On the nose, this malt offers aromas of rotting magnolia blossoms with a substratum of festering dead crab. This is not to say, however, that this malt smells rotten, but rather that its aroma profile includes, among other things, something playfully rank. The first taste obliterates the nose, both literally and figuratively: the initial burn hits as high on the palate as one of those metal hooks the Egyptians used to extract the brains from a soon-to-be mummy. This is not to say, however, that this malt does violence to the senses, but rather that it just hits that high on the palate, so high that such luminaries as Britney Spears or Russell Brand wouldn’t notice it all, save for the faint sounds of air moving. Then comes a surprising set of flavors: canned fruit salad decanted and slurped from an empty box of Marlboros. This is not to say, however, that this malt is syrupy sweet or smoky in a bad way, but rather that the hints of fruit and sugar are watered down so as to be inconspicuous, especially up against the smoke—and that just about all smoke found in whisky is good. Finally, the finish is ridiculously long, more than long enough to allow one to pick up the mummy theme again and make morbid comments about staying power despite being dead three thousand years. This is not to say, however, that I will compare the finish to a Pharoah who has somehow escaped being disinterred, but rather that I’m tempted, but I don’t see how to fit in the third reference to Egypt or mummies required of comedic writing, so I’ll just leave it there.

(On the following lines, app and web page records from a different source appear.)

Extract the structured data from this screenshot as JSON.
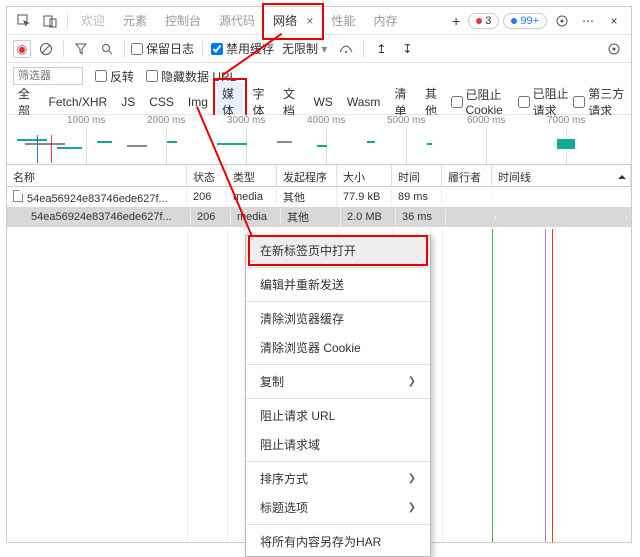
{
  "topTabs": {
    "welcome": "欢迎",
    "elements": "元素",
    "console": "控制台",
    "sources": "源代码",
    "network": "网络",
    "performance": "性能",
    "memory": "内存"
  },
  "badges": {
    "errors": "3",
    "other": "99+"
  },
  "toolbar2": {
    "preserveLog": "保留日志",
    "disableCache": "禁用缓存",
    "throttling": "无限制"
  },
  "filterRow": {
    "placeholder": "筛选器",
    "invert": "反转",
    "hideDataUrls": "隐藏数据 URL"
  },
  "typeFilters": {
    "all": "全部",
    "fetchxhr": "Fetch/XHR",
    "js": "JS",
    "css": "CSS",
    "img": "Img",
    "media": "媒体",
    "font": "字体",
    "doc": "文档",
    "ws": "WS",
    "wasm": "Wasm",
    "manifest": "清单",
    "other": "其他",
    "blockedCookies": "已阻止 Cookie",
    "blockedRequests": "已阻止请求",
    "thirdParty": "第三方请求"
  },
  "ruler": {
    "t1": "1000 ms",
    "t2": "2000 ms",
    "t3": "3000 ms",
    "t4": "4000 ms",
    "t5": "5000 ms",
    "t6": "6000 ms",
    "t7": "7000 ms"
  },
  "columns": {
    "name": "名称",
    "status": "状态",
    "type": "类型",
    "initiator": "发起程序",
    "size": "大小",
    "time": "时间",
    "fulfilled": "履行者",
    "waterfall": "时间线"
  },
  "rows": [
    {
      "name": "54ea56924e83746ede627f...",
      "status": "206",
      "type": "media",
      "initiator": "其他",
      "size": "77.9 kB",
      "time": "89 ms",
      "fulfilled": ""
    },
    {
      "name": "54ea56924e83746ede627f...",
      "status": "206",
      "type": "media",
      "initiator": "其他",
      "size": "2.0 MB",
      "time": "36 ms",
      "fulfilled": ""
    }
  ],
  "ctx": {
    "openNewTab": "在新标签页中打开",
    "editResend": "编辑并重新发送",
    "clearCache": "清除浏览器缓存",
    "clearCookies": "清除浏览器 Cookie",
    "copy": "复制",
    "blockUrl": "阻止请求 URL",
    "blockDomain": "阻止请求域",
    "sortBy": "排序方式",
    "headerOptions": "标题选项",
    "saveHar": "将所有内容另存为HAR"
  }
}
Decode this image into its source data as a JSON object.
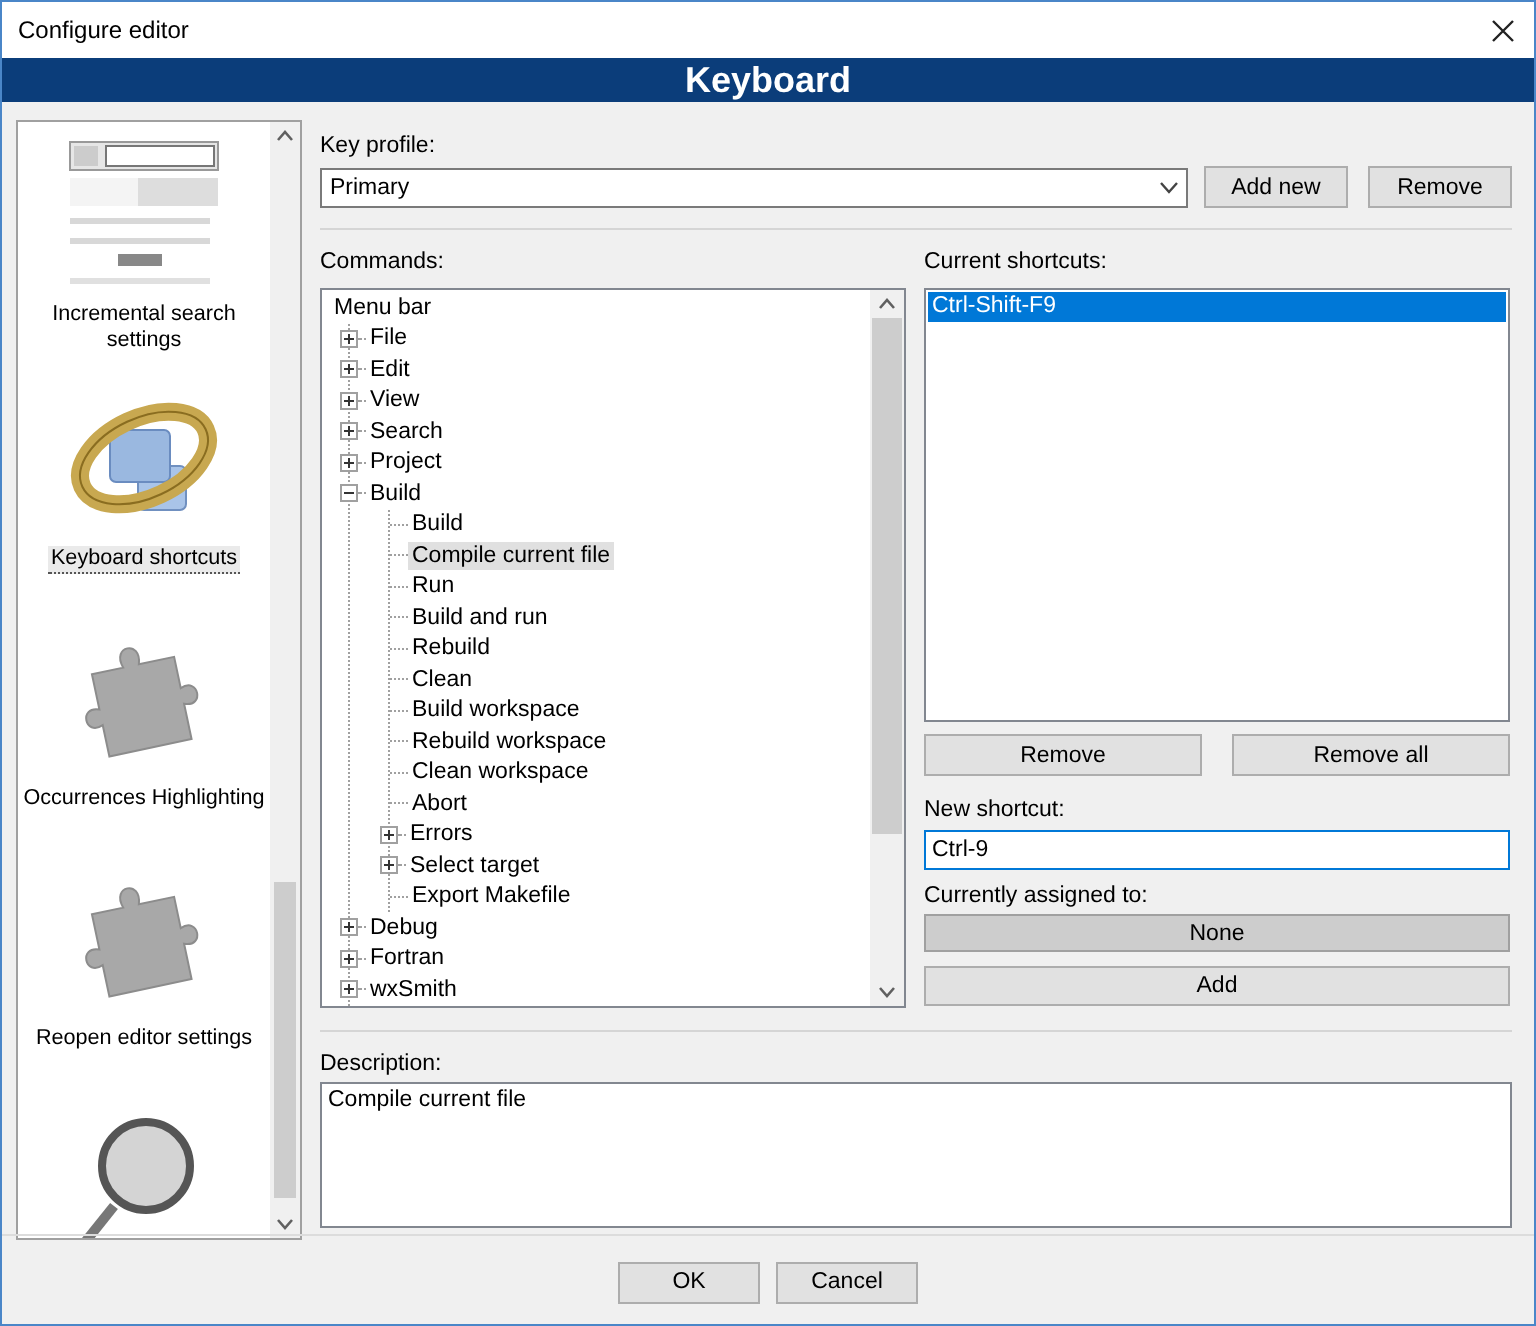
{
  "window": {
    "title": "Configure editor"
  },
  "banner": {
    "title": "Keyboard"
  },
  "sidebar": {
    "items": [
      {
        "kind": "search-thumbnail",
        "label": "Incremental search settings",
        "selected": false
      },
      {
        "kind": "keyboard-ring",
        "label": "Keyboard shortcuts",
        "selected": true
      },
      {
        "kind": "puzzle",
        "label": "Occurrences Highlighting",
        "selected": false
      },
      {
        "kind": "puzzle",
        "label": "Reopen editor settings",
        "selected": false
      },
      {
        "kind": "magnifier",
        "selected": false
      }
    ]
  },
  "key_profile": {
    "label": "Key profile:",
    "value": "Primary",
    "buttons": [
      "Add new",
      "Remove"
    ]
  },
  "commands": {
    "label": "Commands:",
    "tree": [
      {
        "label": "Menu bar",
        "selected": false,
        "children": [
          {
            "label": "File",
            "expanded": false,
            "selected": false
          },
          {
            "label": "Edit",
            "expanded": false,
            "selected": false
          },
          {
            "label": "View",
            "expanded": false,
            "selected": false
          },
          {
            "label": "Search",
            "expanded": false,
            "selected": false
          },
          {
            "label": "Project",
            "expanded": false,
            "selected": false
          },
          {
            "label": "Build",
            "expanded": true,
            "selected": false,
            "children": [
              {
                "label": "Build",
                "selected": false
              },
              {
                "label": "Compile current file",
                "selected": true
              },
              {
                "label": "Run",
                "selected": false
              },
              {
                "label": "Build and run",
                "selected": false
              },
              {
                "label": "Rebuild",
                "selected": false
              },
              {
                "label": "Clean",
                "selected": false
              },
              {
                "label": "Build workspace",
                "selected": false
              },
              {
                "label": "Rebuild workspace",
                "selected": false
              },
              {
                "label": "Clean workspace",
                "selected": false
              },
              {
                "label": "Abort",
                "selected": false
              },
              {
                "label": "Errors",
                "expanded": false,
                "selected": false
              },
              {
                "label": "Select target",
                "expanded": false,
                "selected": false
              },
              {
                "label": "Export Makefile",
                "selected": false
              }
            ]
          },
          {
            "label": "Debug",
            "expanded": false,
            "selected": false
          },
          {
            "label": "Fortran",
            "expanded": false,
            "selected": false
          },
          {
            "label": "wxSmith",
            "expanded": false,
            "selected": false
          }
        ]
      }
    ]
  },
  "current_shortcuts": {
    "label": "Current shortcuts:",
    "items": [
      {
        "text": "Ctrl-Shift-F9",
        "selected": true
      }
    ],
    "buttons": [
      "Remove",
      "Remove all"
    ]
  },
  "new_shortcut": {
    "label": "New shortcut:",
    "value": "Ctrl-9"
  },
  "assigned": {
    "label": "Currently assigned to:",
    "value": "None"
  },
  "add_button": "Add",
  "description": {
    "label": "Description:",
    "value": "Compile current file"
  },
  "buttons": [
    "OK",
    "Cancel"
  ]
}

The Cragganmore 12 is The Mummy Returns: not nearly as good as the original, sad excuse for an Indiana Jones ripoff, but a world better than the incoherent The Mummy: Tomb of the Dragon Emperor, and probably two worlds better than the upcoming The Mummy 4: Rise of the Aztec. Plus, The Mummy Returns features an early performance from The Rock!